■ Data excerpts:
----
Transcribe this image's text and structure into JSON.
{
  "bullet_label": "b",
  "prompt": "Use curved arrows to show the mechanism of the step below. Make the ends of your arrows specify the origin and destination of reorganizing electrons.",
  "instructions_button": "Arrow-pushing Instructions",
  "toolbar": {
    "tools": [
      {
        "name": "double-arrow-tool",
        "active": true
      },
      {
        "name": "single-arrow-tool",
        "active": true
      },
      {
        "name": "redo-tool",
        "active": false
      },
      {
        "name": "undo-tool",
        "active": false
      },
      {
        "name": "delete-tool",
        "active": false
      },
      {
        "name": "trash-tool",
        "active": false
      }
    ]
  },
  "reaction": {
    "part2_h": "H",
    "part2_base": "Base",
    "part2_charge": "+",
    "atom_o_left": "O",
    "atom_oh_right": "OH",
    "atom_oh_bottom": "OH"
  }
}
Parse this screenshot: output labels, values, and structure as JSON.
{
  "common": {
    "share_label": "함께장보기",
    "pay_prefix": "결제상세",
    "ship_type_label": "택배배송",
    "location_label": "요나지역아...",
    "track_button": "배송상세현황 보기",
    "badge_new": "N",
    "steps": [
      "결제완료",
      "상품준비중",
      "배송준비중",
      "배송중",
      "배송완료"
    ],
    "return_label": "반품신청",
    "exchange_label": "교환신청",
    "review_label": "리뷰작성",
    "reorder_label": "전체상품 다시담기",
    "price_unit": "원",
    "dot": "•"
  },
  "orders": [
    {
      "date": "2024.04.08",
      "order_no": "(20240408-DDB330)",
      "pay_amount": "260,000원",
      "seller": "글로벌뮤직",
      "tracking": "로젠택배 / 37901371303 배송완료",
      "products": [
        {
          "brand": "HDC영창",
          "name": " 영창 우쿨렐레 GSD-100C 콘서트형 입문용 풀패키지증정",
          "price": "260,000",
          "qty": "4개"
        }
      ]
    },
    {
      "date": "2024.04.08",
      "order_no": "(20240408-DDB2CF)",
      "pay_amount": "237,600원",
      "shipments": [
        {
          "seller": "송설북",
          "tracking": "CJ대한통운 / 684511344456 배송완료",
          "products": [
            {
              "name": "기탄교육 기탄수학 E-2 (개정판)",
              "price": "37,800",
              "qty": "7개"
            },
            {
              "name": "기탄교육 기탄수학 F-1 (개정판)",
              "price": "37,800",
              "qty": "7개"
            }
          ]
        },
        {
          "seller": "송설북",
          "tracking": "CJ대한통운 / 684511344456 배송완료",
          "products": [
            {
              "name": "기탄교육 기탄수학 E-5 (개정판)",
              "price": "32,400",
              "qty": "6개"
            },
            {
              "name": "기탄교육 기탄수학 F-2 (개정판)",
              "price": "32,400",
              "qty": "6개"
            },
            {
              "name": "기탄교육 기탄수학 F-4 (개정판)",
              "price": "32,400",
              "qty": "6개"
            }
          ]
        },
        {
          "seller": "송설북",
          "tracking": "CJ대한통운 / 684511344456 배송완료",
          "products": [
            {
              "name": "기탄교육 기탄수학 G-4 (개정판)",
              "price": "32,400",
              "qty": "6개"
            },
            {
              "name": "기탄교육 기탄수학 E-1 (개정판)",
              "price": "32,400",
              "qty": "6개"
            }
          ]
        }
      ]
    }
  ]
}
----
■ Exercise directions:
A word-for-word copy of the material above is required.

■ Response area:
Transcribe this image's text and structure into JSON.
{
  "bullet_label": "b",
  "prompt": "Use curved arrows to show the mechanism of the step below. Make the ends of your arrows specify the origin and destination of reorganizing electrons.",
  "instructions_button": "Arrow-pushing Instructions",
  "toolbar": {
    "tools": [
      {
        "name": "double-arrow-tool",
        "active": true
      },
      {
        "name": "single-arrow-tool",
        "active": true
      },
      {
        "name": "redo-tool",
        "active": false
      },
      {
        "name": "undo-tool",
        "active": false
      },
      {
        "name": "delete-tool",
        "active": false
      },
      {
        "name": "trash-tool",
        "active": false
      }
    ]
  },
  "reaction": {
    "part2_h": "H",
    "part2_base": "Base",
    "part2_charge": "+",
    "atom_o_left": "O",
    "atom_oh_right": "OH",
    "atom_oh_bottom": "OH"
  }
}
Parse this screenshot: output labels, values, and structure as JSON.
{
  "common": {
    "share_label": "함께장보기",
    "pay_prefix": "결제상세",
    "ship_type_label": "택배배송",
    "location_label": "요나지역아...",
    "track_button": "배송상세현황 보기",
    "badge_new": "N",
    "steps": [
      "결제완료",
      "상품준비중",
      "배송준비중",
      "배송중",
      "배송완료"
    ],
    "return_label": "반품신청",
    "exchange_label": "교환신청",
    "review_label": "리뷰작성",
    "reorder_label": "전체상품 다시담기",
    "price_unit": "원",
    "dot": "•"
  },
  "orders": [
    {
      "date": "2024.04.08",
      "order_no": "(20240408-DDB330)",
      "pay_amount": "260,000원",
      "seller": "글로벌뮤직",
      "tracking": "로젠택배 / 37901371303 배송완료",
      "products": [
        {
          "brand": "HDC영창",
          "name": " 영창 우쿨렐레 GSD-100C 콘서트형 입문용 풀패키지증정",
          "price": "260,000",
          "qty": "4개"
        }
      ]
    },
    {
      "date": "2024.04.08",
      "order_no": "(20240408-DDB2CF)",
      "pay_amount": "237,600원",
      "shipments": [
        {
          "seller": "송설북",
          "tracking": "CJ대한통운 / 684511344456 배송완료",
          "products": [
            {
              "name": "기탄교육 기탄수학 E-2 (개정판)",
              "price": "37,800",
              "qty": "7개"
            },
            {
              "name": "기탄교육 기탄수학 F-1 (개정판)",
              "price": "37,800",
              "qty": "7개"
            }
          ]
        },
        {
          "seller": "송설북",
          "tracking": "CJ대한통운 / 684511344456 배송완료",
          "products": [
            {
              "name": "기탄교육 기탄수학 E-5 (개정판)",
              "price": "32,400",
              "qty": "6개"
            },
            {
              "name": "기탄교육 기탄수학 F-2 (개정판)",
              "price": "32,400",
              "qty": "6개"
            },
            {
              "name": "기탄교육 기탄수학 F-4 (개정판)",
              "price": "32,400",
              "qty": "6개"
            }
          ]
        },
        {
          "seller": "송설북",
          "tracking": "CJ대한통운 / 684511344456 배송완료",
          "products": [
            {
              "name": "기탄교육 기탄수학 G-4 (개정판)",
              "price": "32,400",
              "qty": "6개"
            },
            {
              "name": "기탄교육 기탄수학 E-1 (개정판)",
              "price": "32,400",
              "qty": "6개"
            }
          ]
        }
      ]
    }
  ]
}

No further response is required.